WWI did not officially end on 11th November 1918. The treaty negotiations at Versailles continued long into the following year.
In Britain the Peace Committee met for the first time on 9th May 1919, they outlined a celebration running over four days, including a Victory March through London, a day of Thanksgiving services, a river pageant, and a day of popular festivities.
The morning of Saturday July 19t...h 1919, saw thousands of people gathered across London, they had flowed in overnight by train and bus. Numerous representatives of the allied nations were in attendance. The Peace March was one of the most impressive spectacles ever witnessed by Londoners and the world. Nearly 15,000 troops took part in the march, led by the victorious Allied commanders
On the morning of the 19th July King George V issued a message to the wounded soldiers.
"To these, the sick and wounded who cannot take part in the festival of victory, I send out greetings and bid them good cheer, assuring them that the wounds and scars so honourable in themselves, inspire in the hearts of their fellow countrymen the warmest feelings of gratitude and respect."King George V.
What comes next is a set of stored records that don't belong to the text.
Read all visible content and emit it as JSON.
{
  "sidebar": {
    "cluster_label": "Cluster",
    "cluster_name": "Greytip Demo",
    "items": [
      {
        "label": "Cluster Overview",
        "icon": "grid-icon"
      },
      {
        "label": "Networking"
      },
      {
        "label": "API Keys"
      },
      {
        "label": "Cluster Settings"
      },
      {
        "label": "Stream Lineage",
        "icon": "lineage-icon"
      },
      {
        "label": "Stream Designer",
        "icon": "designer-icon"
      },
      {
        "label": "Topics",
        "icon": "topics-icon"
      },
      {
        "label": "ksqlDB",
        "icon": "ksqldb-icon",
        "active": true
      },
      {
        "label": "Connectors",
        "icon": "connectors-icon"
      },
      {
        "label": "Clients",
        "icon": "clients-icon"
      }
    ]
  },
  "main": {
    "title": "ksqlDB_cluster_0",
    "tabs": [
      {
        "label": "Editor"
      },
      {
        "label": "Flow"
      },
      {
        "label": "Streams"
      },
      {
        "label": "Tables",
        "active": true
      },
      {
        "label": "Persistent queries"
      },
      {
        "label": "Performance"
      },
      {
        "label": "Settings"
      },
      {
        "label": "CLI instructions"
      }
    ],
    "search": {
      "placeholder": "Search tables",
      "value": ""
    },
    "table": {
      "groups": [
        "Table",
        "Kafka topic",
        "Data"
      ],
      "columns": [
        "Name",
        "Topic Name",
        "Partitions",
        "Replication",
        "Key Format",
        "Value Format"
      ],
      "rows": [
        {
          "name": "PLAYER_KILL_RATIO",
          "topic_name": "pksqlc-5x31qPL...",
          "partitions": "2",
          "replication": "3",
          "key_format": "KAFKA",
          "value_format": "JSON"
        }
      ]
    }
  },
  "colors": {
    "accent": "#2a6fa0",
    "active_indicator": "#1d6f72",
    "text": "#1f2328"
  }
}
(picture from http://www.forces-war-records.co.uk/Library/Search)